My favorite features in Java 7

So far following are my favorite new features in Java 7, I wonder why these were not added in earlier version.

1. The try-with-resources Statement

Any object that implements java.lang.AutoCloseable, which includes all objects which implement, can be used as a resource.

static String readFirstLineFromFile(String path) throws IOException {
          try (BufferedReader br = new BufferedReader(new FileReader(path))) {
                     return br.readLine();

In this example, the resource declared in the try-with-resources statement is a BufferedReader. The declaration statement appears within parentheses immediately after the try keyword. The class BufferedReader, in Java SE 7 and later, implements the interface java.lang.AutoCloseable. Because the BufferedReader instance is declared in a try-with-resource statement, it will be closed regardless of whether the try statement completes normally or abruptly (as a result of the method BufferedReader.readLine throwing an IOException).

Prior to Java SE 7, you can use a finally block to ensure that a resource is closed regardless of whether the try statement completes normally or abruptly. The following example uses a finally block instead of a try-with-resources statement:

static String readFirstLineFromFileWithFinallyBlock(String path) throws IOException {
       BufferedReader br = new BufferedReader(new FileReader(path));
       try {
           return br.readLine();
       } finally { // no need of closing in finally clause in Java 7
          if (br != null) br.close();

And you can declare more than one resource to close:

try (
 InputStream in = new FileInputStream(src);
 OutputStream out = new FileOutputStream(dest))
 // code

2.Catching Multiple Exception Types and Rethrowing Exceptions with Improved Type Checking

In Java SE 7 and later, a single catch block can handle more than one type of exception.

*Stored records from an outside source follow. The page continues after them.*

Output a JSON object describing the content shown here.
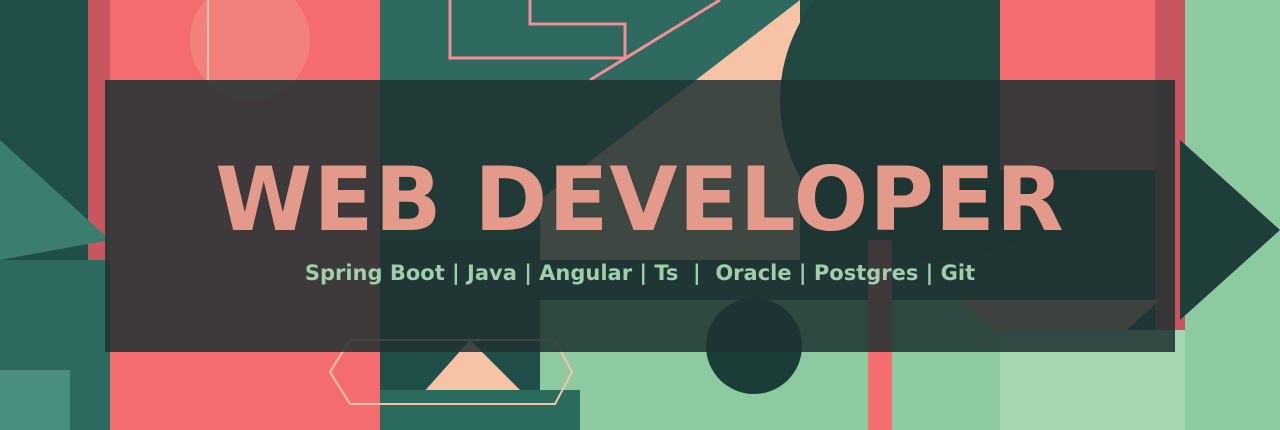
{
  "banner": {
    "title": "WEB DEVELOPER",
    "subtitle": "Spring Boot | Java | Angular | Ts  |  Oracle | Postgres | Git"
  },
  "colors": {
    "title": "#e39a8a",
    "subtitle": "#9fcea8",
    "overlay": "#1f3232",
    "pink": "#f56c6f",
    "mint": "#8ecaa1",
    "peach": "#f6c3a6",
    "dark_teal": "#1f4f48"
  }
}
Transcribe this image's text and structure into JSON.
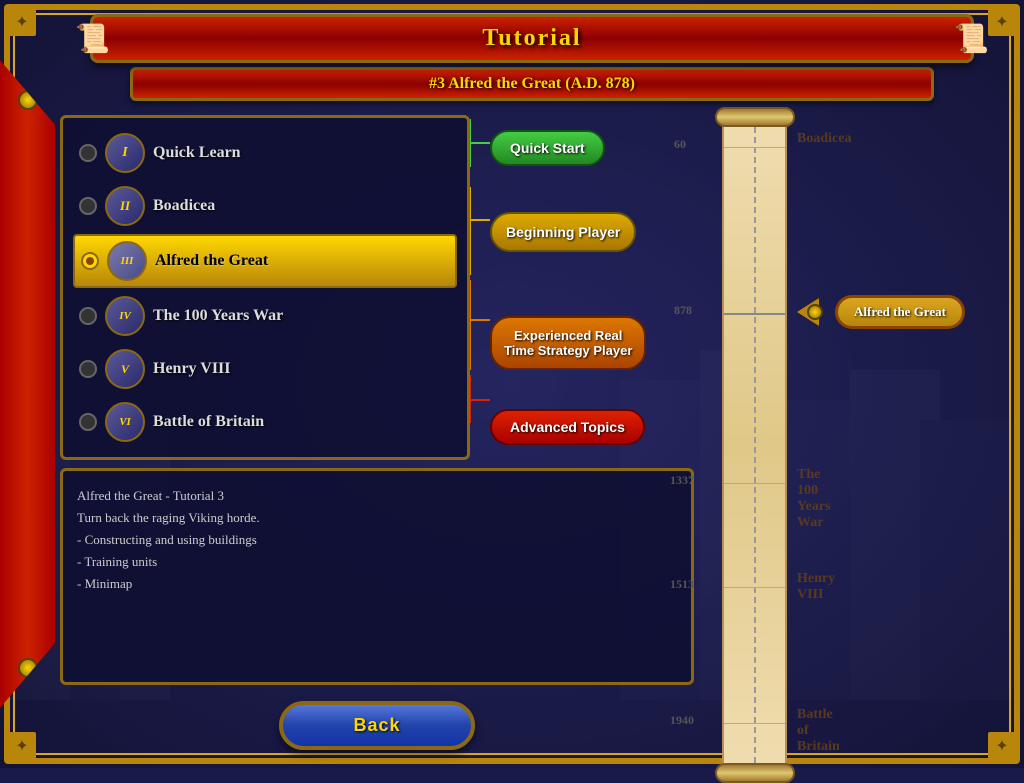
{
  "title": "Tutorial",
  "subtitle": "#3 Alfred the Great (A.D. 878)",
  "tutorials": [
    {
      "id": 1,
      "roman": "I",
      "name": "Quick Learn",
      "active": false
    },
    {
      "id": 2,
      "roman": "II",
      "name": "Boadicea",
      "active": false
    },
    {
      "id": 3,
      "roman": "III",
      "name": "Alfred the Great",
      "active": true
    },
    {
      "id": 4,
      "roman": "IV",
      "name": "The 100 Years War",
      "active": false
    },
    {
      "id": 5,
      "roman": "V",
      "name": "Henry VIII",
      "active": false
    },
    {
      "id": 6,
      "roman": "VI",
      "name": "Battle of Britain",
      "active": false
    }
  ],
  "difficulty_groups": [
    {
      "label": "Quick Start",
      "color": "green",
      "rows": [
        1
      ]
    },
    {
      "label": "Beginning Player",
      "color": "yellow",
      "rows": [
        2,
        3
      ]
    },
    {
      "label": "Experienced Real Time Strategy Player",
      "color": "orange",
      "rows": [
        4,
        5
      ]
    },
    {
      "label": "Advanced Topics",
      "color": "red",
      "rows": [
        6
      ]
    }
  ],
  "description": "Alfred the Great - Tutorial 3\nTurn back the raging Viking horde.\n- Constructing and using buildings\n- Training units\n- Minimap",
  "back_button": "Back",
  "timeline": {
    "markers": [
      {
        "year": "60",
        "name": "Boadicea",
        "top_pct": 5
      },
      {
        "year": "878",
        "name": "Alfred the Great",
        "top_pct": 30,
        "active": true
      },
      {
        "year": "1337",
        "name": "The 100 Years War",
        "top_pct": 56
      },
      {
        "year": "1513",
        "name": "Henry VIII",
        "top_pct": 72
      },
      {
        "year": "1940",
        "name": "Battle of Britain",
        "top_pct": 92
      }
    ],
    "active_label": "Alfred the Great"
  }
}
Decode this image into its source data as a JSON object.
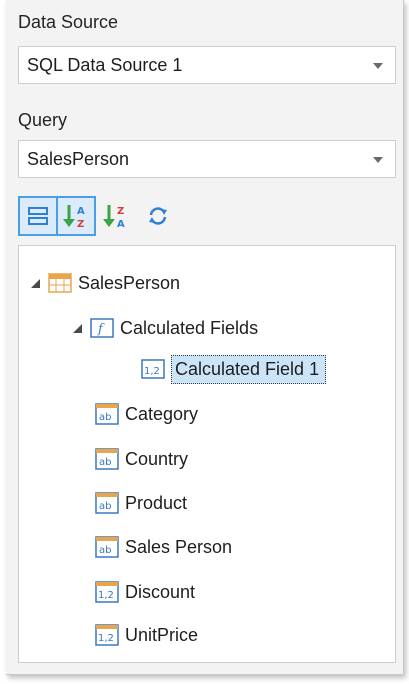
{
  "data_source": {
    "label": "Data Source",
    "value": "SQL Data Source 1"
  },
  "query": {
    "label": "Query",
    "value": "SalesPerson"
  },
  "toolbar": {
    "buttons": [
      {
        "icon": "group-fields-icon",
        "active": true
      },
      {
        "icon": "sort-ascending-icon",
        "active": true
      },
      {
        "icon": "sort-descending-icon",
        "active": false
      },
      {
        "icon": "refresh-icon",
        "active": false
      }
    ]
  },
  "tree": {
    "root": "SalesPerson",
    "calculated_group": "Calculated Fields",
    "calculated_fields": [
      {
        "label": "Calculated Field 1",
        "type": "numeric"
      }
    ],
    "fields": [
      {
        "label": "Category",
        "type": "string"
      },
      {
        "label": "Country",
        "type": "string"
      },
      {
        "label": "Product",
        "type": "string"
      },
      {
        "label": "Sales Person",
        "type": "string"
      },
      {
        "label": "Discount",
        "type": "numeric"
      },
      {
        "label": "UnitPrice",
        "type": "numeric"
      }
    ]
  },
  "colors": {
    "accent": "#4b9ee8",
    "selection": "#cce4f7",
    "field_icon_orange": "#e8a64a",
    "field_icon_blue": "#3a78c2"
  }
}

This feature can reduce code duplication and lessen the temptation to catch an overly broad exception.

Consider the following example, which contains duplicate code in each of the catch blocks:

   catch (IOException ex) {    
       throw ex; }
   catch (SQLException ex) { 
       throw ex; 

In releases prior to Java SE 7, it is difficult to create a common method to eliminate the duplicated code because the variable ex has different types.
The following example, which is valid in Java SE 7 and later, eliminates the duplicated code:

  catch (IOException|SQLException ex) {
    throw ex;

The catch clause specifies the types of exceptions that the block can handle, and each exception type is separated with a vertical bar (|).

Note: If a catch block handles more than one exception type, then the catch parameter is implicitly final. In this example, the catch parameter ex is final and therefore you cannot assign any values to it within the catch block.

Bytecode generated by compiling a catch block that handles multiple exception types will be smaller (and thus superior) than compiling many catch blocks that handle only one exception type each. A catch block that handles multiple exception types creates no duplication in the bytecode generated by the compiler; the bytecode has no replication of exception handlers.

3.Type Inference for Generic Instance Creation

You can replace the type arguments required to invoke the constructor of a generic class with an empty set of type parameters () as long as the compiler can infer the type arguments from the context. This pair of angle brackets is informally called the diamond.

For example, consider the following variable declaration:

    Map<String, List> myMap = new HashMap<String, List>();

In Java SE 7, you can substitute the parameterized type of the constructor with an empty set of type parameters ():